Thanks for your comments, Bob. Sorry to hear that the NT Gateway is not speaking to your needs these days. The search box on the NT Gateway does not search each of the resources that are listed, though that kind of search would be something useful and it is something that I have experimented with before, including in the All-in-One Biblical Resources Search that you mention. I miss that resource -- I put a massive amount of time into it but eventually I had to retire it (in the sense of parking it and stopping updating it) because the forms-based technology I was using had become outdated.

Bob MacDonald said...

Thanks for the reply Mark - I decided to do another test - suppose I remembered Mahlon Smith had something on Herod - I tried his name in the NT search box and was somewhat confused about the results. His name did not appear on the results list but there were repeated mentions of websites with no links except on the heading. Linking there got me closer. But not to Herod. So I put Mahlon Smith Herod into Google. Google gets it on the first page. The search in NT Gateway doesn't get a hit on that search.
For scanning and study your links are great - but you are right about the search - it needs to index all the links and their content as well - someone must have solved this problem before. Google may have an engine that would do it and make it available free to such a site.

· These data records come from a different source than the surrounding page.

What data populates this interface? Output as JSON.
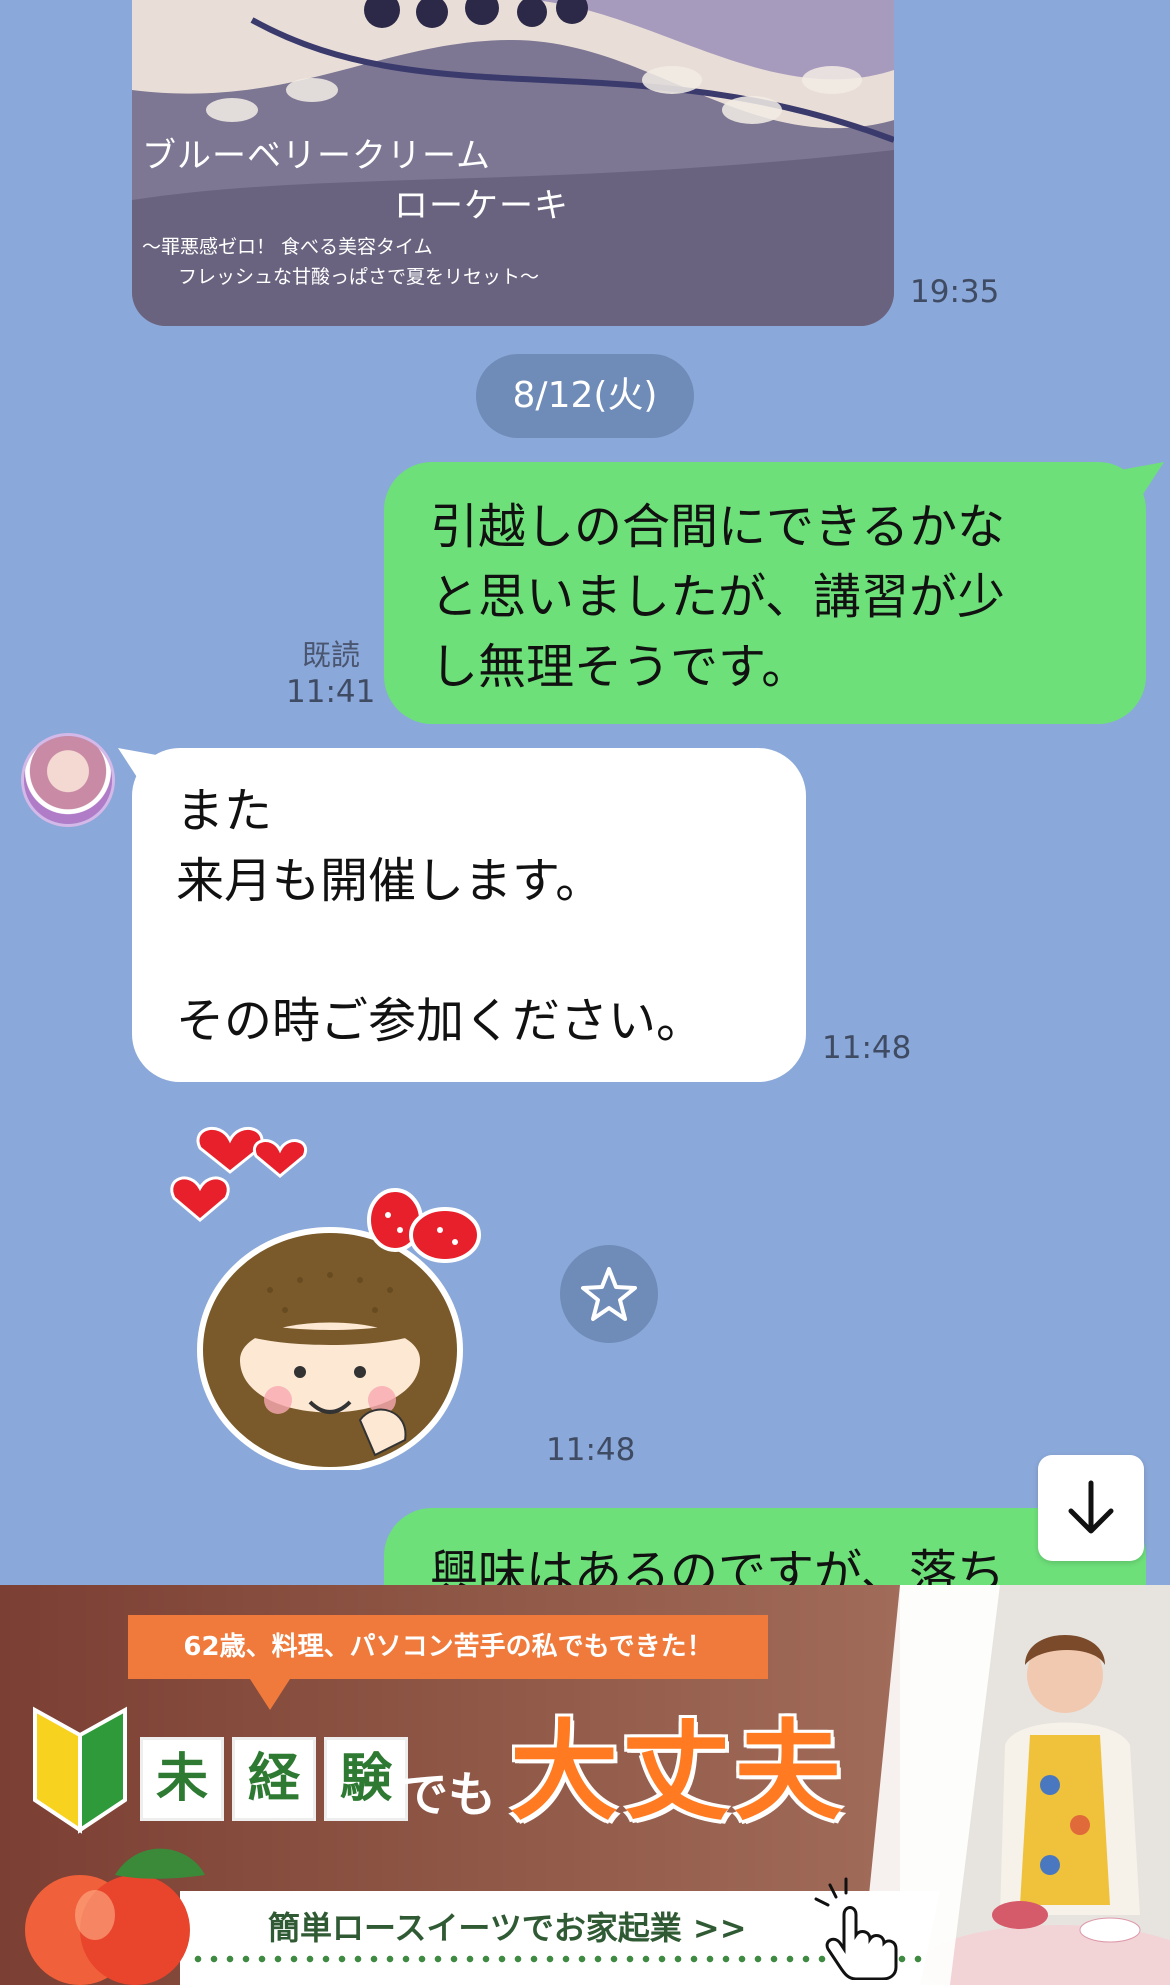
{
  "image_card": {
    "title_line1": "ブルーベリークリーム",
    "title_line2": "ローケーキ",
    "subtitle_line1": "〜罪悪感ゼロ！ 食べる美容タイム",
    "subtitle_line2": "フレッシュな甘酸っぱさで夏をリセット〜",
    "time": "19:35"
  },
  "date_separator": "8/12(火)",
  "messages": [
    {
      "side": "right",
      "lines": [
        "引越しの合間にできるかな",
        "と思いましたが、講習が少",
        "し無理そうです。"
      ],
      "read_label": "既読",
      "time": "11:41"
    },
    {
      "side": "left",
      "lines": [
        "また",
        "来月も開催します。",
        "",
        "その時ご参加ください。"
      ],
      "time": "11:48"
    },
    {
      "side": "left",
      "type": "sticker",
      "sticker": "girl-with-hearts-sticker",
      "time": "11:48"
    },
    {
      "side": "right",
      "partial_line": "興味はあるのですが、落ち"
    }
  ],
  "icons": {
    "star": "star-icon",
    "scroll_down": "arrow-down-icon"
  },
  "banner": {
    "ribbon": "62歳、料理、パソコン苦手の私でもできた！",
    "kanji": [
      "未",
      "経",
      "験"
    ],
    "demo": "でも",
    "headline": "大丈夫",
    "cta": "簡単ロースイーツでお家起業 >>"
  },
  "colors": {
    "background": "#8aa8d9",
    "bubble_green": "#6ee07a",
    "bubble_white": "#ffffff",
    "accent_orange": "#ff7a20"
  }
}
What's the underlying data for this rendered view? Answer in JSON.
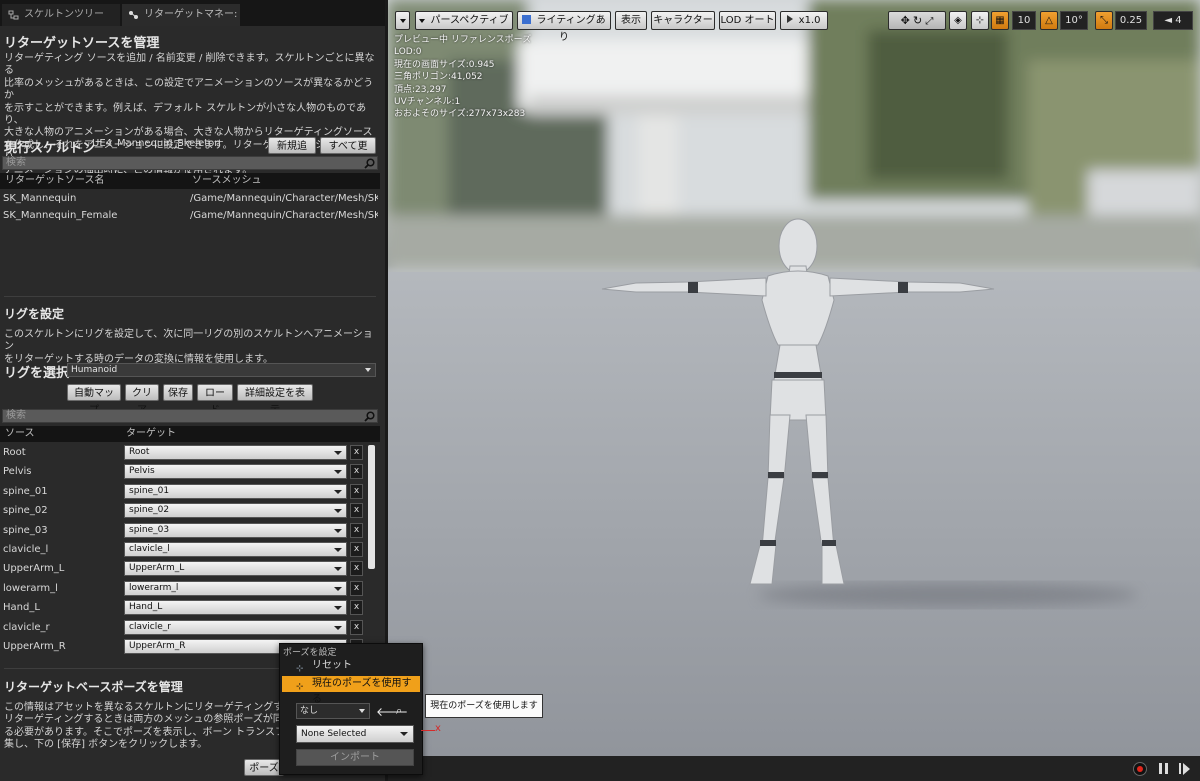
{
  "tabs": [
    {
      "label": "スケルトンツリー"
    },
    {
      "label": "リターゲットマネー:"
    }
  ],
  "retarget_source": {
    "title": "リターゲットソースを管理",
    "description_lines": [
      "リターゲティング ソースを追加 / 名前変更 / 削除できます。スケルトンごとに異なる",
      "比率のメッシュがあるときは、この設定でアニメーションのソースが異なるかどうか",
      "を示すことができます。例えば、デフォルト スケルトンが小さな人物のものであり、",
      "大きな人物のアニメーションがある場合、大きな人物からリターゲティングソース",
      "を作成し、それをアニメーションに設定できます。リターゲティング システムにより、",
      "アニメーションの抽出時に、この情報が使用されます。"
    ],
    "current_skeleton_label": "現行スケルトン",
    "current_skeleton_value": "UE4_Mannequin_Skeleton",
    "add_new_button": "新規追加",
    "update_all_button": "すべて更新",
    "search_placeholder": "検索",
    "columns": [
      "リターゲットソース名",
      "ソースメッシュ"
    ],
    "rows": [
      {
        "name": "SK_Mannequin",
        "mesh": "/Game/Mannequin/Character/Mesh/SK_Ma"
      },
      {
        "name": "SK_Mannequin_Female",
        "mesh": "/Game/Mannequin/Character/Mesh/SK_Ma"
      }
    ]
  },
  "rig_setup": {
    "title": "リグを設定",
    "description_lines": [
      "このスケルトンにリグを設定して、次に同一リグの別のスケルトンへアニメーション",
      "をリターゲットする時のデータの変換に情報を使用します。"
    ],
    "select_rig_label": "リグを選択",
    "selected_rig": "Humanoid",
    "buttons": {
      "auto_map": "自動マップ",
      "clear": "クリア",
      "save": "保存",
      "load": "ロード",
      "advanced": "詳細設定を表示"
    },
    "search_placeholder": "検索",
    "columns": [
      "ソース",
      "ターゲット"
    ],
    "clear_symbol": "x",
    "mappings": [
      {
        "source": "Root",
        "target": "Root"
      },
      {
        "source": "Pelvis",
        "target": "Pelvis"
      },
      {
        "source": "spine_01",
        "target": "spine_01"
      },
      {
        "source": "spine_02",
        "target": "spine_02"
      },
      {
        "source": "spine_03",
        "target": "spine_03"
      },
      {
        "source": "clavicle_l",
        "target": "clavicle_l"
      },
      {
        "source": "UpperArm_L",
        "target": "UpperArm_L"
      },
      {
        "source": "lowerarm_l",
        "target": "lowerarm_l"
      },
      {
        "source": "Hand_L",
        "target": "Hand_L"
      },
      {
        "source": "clavicle_r",
        "target": "clavicle_r"
      },
      {
        "source": "UpperArm_R",
        "target": "UpperArm_R"
      }
    ]
  },
  "base_pose": {
    "title": "リターゲットベースポーズを管理",
    "description_lines": [
      "この情報はアセットを異なるスケルトンにリターゲティングする",
      "リターゲティングするときは両方のメッシュの参照ポーズが同",
      "る必要があります。そこでポーズを表示し、ボーン トランスフォ",
      "集し、下の [保存] ボタンをクリックします。"
    ],
    "pose_button": "ポーズ"
  },
  "popup": {
    "header": "ポーズを設定",
    "items": [
      {
        "label": "リセット"
      },
      {
        "label": "現在のポーズを使用する"
      }
    ],
    "pose_combo": "なし",
    "mesh_combo": "None Selected",
    "import_button": "インポート",
    "red_x": "x"
  },
  "tooltip": "現在のポーズを使用します",
  "viewport_toolbar": {
    "perspective": "パースペクティブ",
    "lighting": "ライティングあり",
    "show": "表示",
    "character": "キャラクター",
    "lod": "LOD オート",
    "speed": "x1.0",
    "grid_snap": "10",
    "rot_snap": "10°",
    "scale_snap": "0.25",
    "camera_speed": "4"
  },
  "viewport_stats": [
    "プレビュー中 リファレンスポーズ",
    "LOD:0",
    "現在の画面サイズ:0.945",
    "三角ポリゴン:41,052",
    "頂点:23,297",
    "UVチャンネル:1",
    "おおよそのサイズ:277x73x283"
  ],
  "colors": {
    "accent": "#f0a01a",
    "panel": "#2a2a2a",
    "record": "#e0261c"
  }
}
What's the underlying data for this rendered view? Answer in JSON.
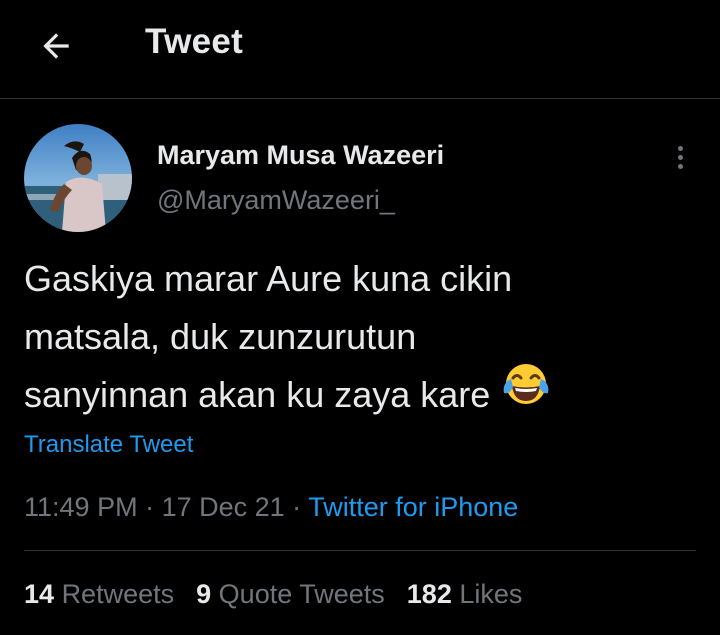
{
  "header": {
    "title": "Tweet",
    "back_icon": "arrow-left-icon"
  },
  "author": {
    "name": "Maryam Musa Wazeeri",
    "handle": "@MaryamWazeeri_",
    "avatar": "profile-photo"
  },
  "tweet": {
    "lines": [
      "Gaskiya marar Aure kuna cikin",
      "matsala, duk zunzurutun",
      "sanyinnan akan ku zaya kare"
    ],
    "emoji": "face-with-tears-of-joy-icon",
    "translate_label": "Translate Tweet"
  },
  "meta": {
    "time": "11:49 PM",
    "sep1": " · ",
    "date": "17 Dec 21",
    "sep2": " · ",
    "source": "Twitter for iPhone"
  },
  "stats": {
    "retweets": {
      "count": "14",
      "label": "Retweets"
    },
    "quotes": {
      "count": "9",
      "label": "Quote Tweets"
    },
    "likes": {
      "count": "182",
      "label": "Likes"
    }
  },
  "colors": {
    "background": "#000000",
    "text": "#e7e9ea",
    "secondary": "#71767b",
    "accent": "#1d9bf0",
    "divider": "#2f3336"
  }
}
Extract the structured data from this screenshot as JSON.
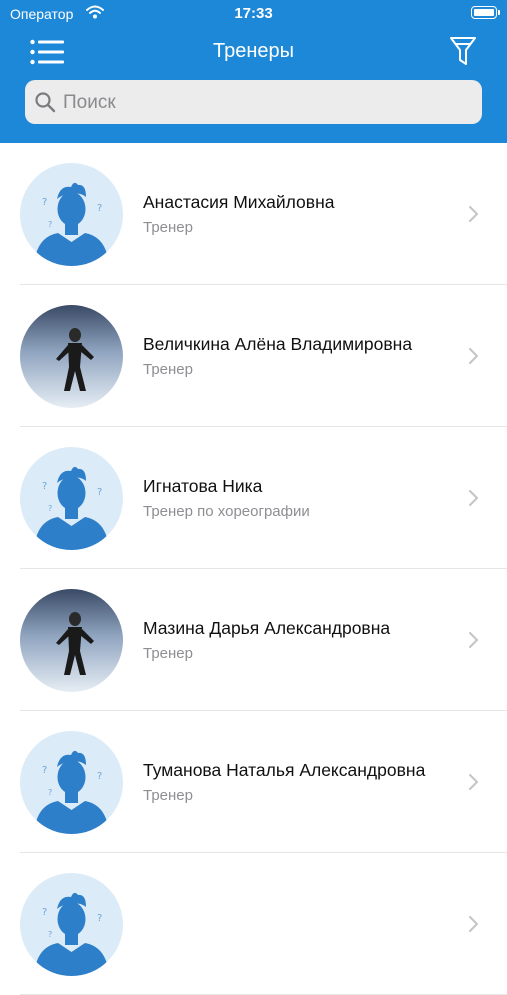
{
  "status_bar": {
    "carrier": "Оператор",
    "time": "17:33"
  },
  "header": {
    "title": "Тренеры"
  },
  "search": {
    "placeholder": "Поиск",
    "value": ""
  },
  "trainers": [
    {
      "name": "Анастасия Михайловна",
      "role": "Тренер",
      "avatar": "placeholder"
    },
    {
      "name": "Величкина Алёна Владимировна",
      "role": "Тренер",
      "avatar": "photo"
    },
    {
      "name": "Игнатова Ника",
      "role": "Тренер по хореографии",
      "avatar": "placeholder"
    },
    {
      "name": "Мазина Дарья Александровна",
      "role": "Тренер",
      "avatar": "photo"
    },
    {
      "name": "Туманова Наталья Александровна",
      "role": "Тренер",
      "avatar": "placeholder"
    },
    {
      "name": "",
      "role": "",
      "avatar": "placeholder"
    }
  ],
  "colors": {
    "accent": "#1e88d8",
    "avatar_bg": "#dcebf8",
    "avatar_figure": "#2d7fc9"
  }
}
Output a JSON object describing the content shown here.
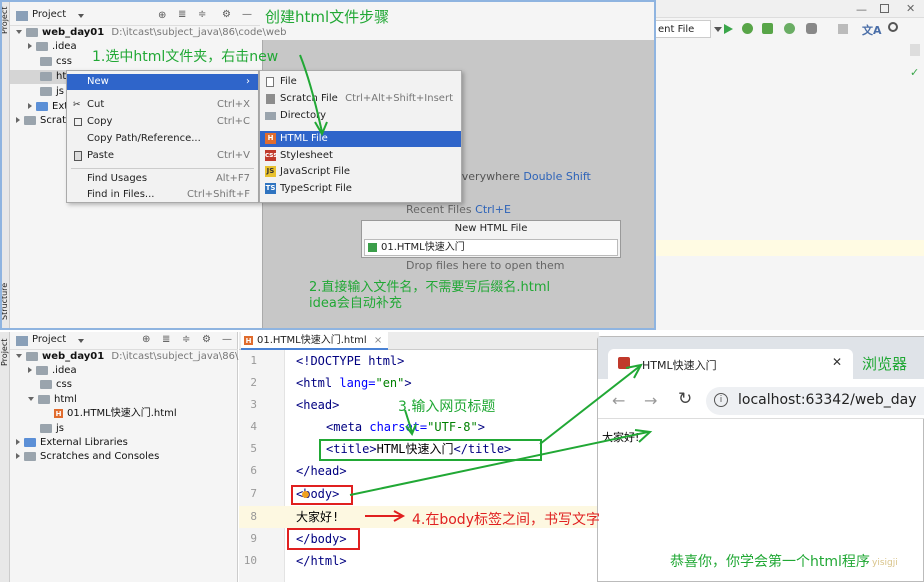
{
  "top": {
    "annotation_title": "创建html文件步骤",
    "annotation_step1": "1.选中html文件夹，右击new",
    "annotation_step2a": "2.直接输入文件名，不需要写后缀名.html",
    "annotation_step2b": "idea会自动补充",
    "project_label": "Project",
    "root_name": "web_day01",
    "root_path": "D:\\itcast\\subject_java\\86\\code\\web",
    "tree": [
      ".idea",
      "css",
      "htm",
      "js",
      "Extern",
      "Scratc"
    ],
    "context_menu": [
      {
        "label": "New",
        "shortcut": ""
      },
      {
        "label": "Cut",
        "shortcut": "Ctrl+X"
      },
      {
        "label": "Copy",
        "shortcut": "Ctrl+C"
      },
      {
        "label": "Copy Path/Reference...",
        "shortcut": ""
      },
      {
        "label": "Paste",
        "shortcut": "Ctrl+V"
      },
      {
        "label": "Find Usages",
        "shortcut": "Alt+F7"
      },
      {
        "label": "Find in Files...",
        "shortcut": "Ctrl+Shift+F"
      }
    ],
    "submenu": [
      {
        "label": "File",
        "shortcut": ""
      },
      {
        "label": "Scratch File",
        "shortcut": "Ctrl+Alt+Shift+Insert"
      },
      {
        "label": "Directory",
        "shortcut": ""
      },
      {
        "label": "HTML File",
        "shortcut": ""
      },
      {
        "label": "Stylesheet",
        "shortcut": ""
      },
      {
        "label": "JavaScript File",
        "shortcut": ""
      },
      {
        "label": "TypeScript File",
        "shortcut": ""
      }
    ],
    "run_config": "ent File",
    "search_hint": "everywhere",
    "search_shortcut": "Double Shift",
    "recent_files": "Recent Files",
    "recent_shortcut": "Ctrl+E",
    "dialog_title": "New HTML File",
    "dialog_value": "01.HTML快速入门",
    "drop_hint": "Drop files here to open them",
    "side_project": "Project",
    "side_structure": "Structure"
  },
  "bottom": {
    "project_label": "Project",
    "root_name": "web_day01",
    "root_path": "D:\\itcast\\subject_java\\86\\code\\web",
    "tree": [
      ".idea",
      "css",
      "html",
      "01.HTML快速入门.html",
      "js",
      "External Libraries",
      "Scratches and Consoles"
    ],
    "editor_tab": "01.HTML快速入门.html",
    "line_numbers": [
      "1",
      "2",
      "3",
      "4",
      "5",
      "6",
      "7",
      "8",
      "9",
      "10"
    ],
    "code": {
      "l1": "<!DOCTYPE html>",
      "l2_tag_open": "<html ",
      "l2_attr": "lang=",
      "l2_val": "\"en\"",
      "l2_close": ">",
      "l3": "<head>",
      "l4_tag": "<meta ",
      "l4_attr": "charset=",
      "l4_val": "\"UTF-8\"",
      "l4_close": ">",
      "l5_open": "<title>",
      "l5_text": "HTML快速入门",
      "l5_close": "</title>",
      "l6": "</head>",
      "l7": "<body>",
      "l8": "大家好!",
      "l9": "</body>",
      "l10": "</html>"
    },
    "annotation_step3": "3.输入网页标题",
    "annotation_step4": "4.在body标签之间，书写文字",
    "annotation_browser": "浏览器",
    "annotation_congrats": "恭喜你，你学会第一个html程序",
    "browser_tab_title": "HTML快速入门",
    "browser_url": "localhost:63342/web_day",
    "browser_content": "大家好!",
    "side_project": "Project",
    "watermark": "yisigji"
  },
  "colors": {
    "accent": "#21a835",
    "selection": "#2f65ca",
    "red": "#e02020"
  }
}
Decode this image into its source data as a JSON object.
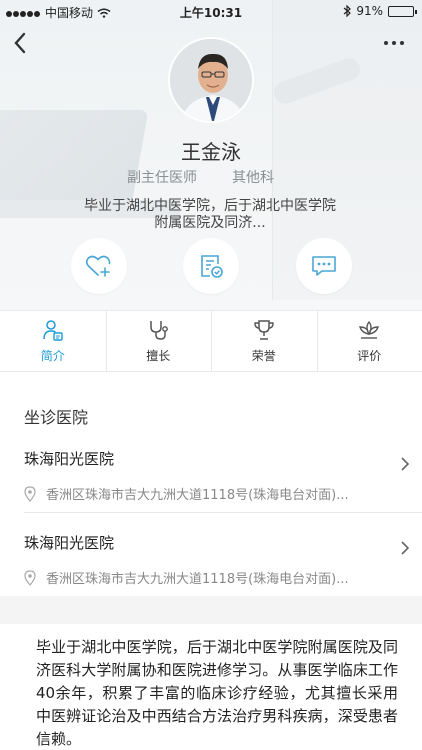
{
  "status_bar": {
    "carrier": "中国移动",
    "time": "上午10:31",
    "battery": "91%",
    "battery_level": 0.91
  },
  "doctor": {
    "name": "王金泳",
    "title": "副主任医师",
    "department": "其他科",
    "bio_lines": [
      "毕业于湖北中医学院，后于湖北中医学院",
      "附属医院及同济..."
    ]
  },
  "actions": [
    {
      "icon": "heart-plus-icon"
    },
    {
      "icon": "prescription-check-icon"
    },
    {
      "icon": "chat-bubble-icon"
    }
  ],
  "tabs": [
    {
      "label": "简介",
      "icon": "profile-card-icon",
      "active": true
    },
    {
      "label": "擅长",
      "icon": "stethoscope-icon",
      "active": false
    },
    {
      "label": "荣誉",
      "icon": "trophy-icon",
      "active": false
    },
    {
      "label": "评价",
      "icon": "lotus-icon",
      "active": false
    }
  ],
  "hospitals_section": {
    "title": "坐诊医院",
    "items": [
      {
        "name": "珠海阳光医院",
        "address": "香洲区珠海市吉大九洲大道1118号(珠海电台对面)..."
      },
      {
        "name": "珠海阳光医院",
        "address": "香洲区珠海市吉大九洲大道1118号(珠海电台对面)..."
      }
    ]
  },
  "introduction": "毕业于湖北中医学院，后于湖北中医学院附属医院及同济医科大学附属协和医院进修学习。从事医学临床工作40余年，积累了丰富的临床诊疗经验，尤其擅长采用中医辨证论治及中西结合方法治疗男科疾病，深受患者信赖。",
  "colors": {
    "accent": "#1f9bd8",
    "icon_line": "#4aa6d6"
  }
}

Mark Goodacre said...

Hi again, Bob. The kind of thing you are looking for is, I think, the Deinde Biblical Studies search -- That searches all the links on the NT Gateway, iTanakh and a range of other resources. In fact, I had forgotten about it until reading your comment, so it might be worth a post from me for others who may have forgotten about it. There's a blog search facility there too, but it is pulling material from an older set of blogs, e.g. the NT Blog is not on there.

AKMA said...

If someone made available the kind of proximity-weighted search that I talked about back in 2004, Bob wouldn’t have this problem; one could search the entire web for “Herod,” but have the results weighted by their closeness to Mark and Mahlon Smith and Chris Heard (for example). That way, the same web results would come up, but the priority would be determined by how likely they were to be mentioned by one’s reference authors. Searching a Gateway site always entails limiting the possible results to what the Gatekeeper has already found. That, ahem, constitutes at least a minor inhibitor (is that less shocking?) to the flow of information.
But I greatly enjoy taking up sympathetic-but-divergent quibbles and quarrels with you, Mark. If I were more telegenic and there were an audience for it, we might make an amusing panel show, since there’s hardly anything on which we simply agree, but also hardly anything on which we’re actually directly opposed to one another.

Mark Goodacre said...

Good thoughts, AKMA, as always. I always enjoy chatting about these things with you. Comments on your blog greatly appreciated too.

Have you thought of trying to put a prototype of the proximity search thing into action? I'd bet it would be easier to do now than it would have been when we were talking about it in 2004. I think I'd need to see it illustrated before I fully understood it.

I tend to see searches as a fairly minor element in gateway resources, though the Deinde search gives some idea of the advantages of a search that is well worked out. I'd bet Danny wouldn't mind if we were to go a bit more collaborative on that front too.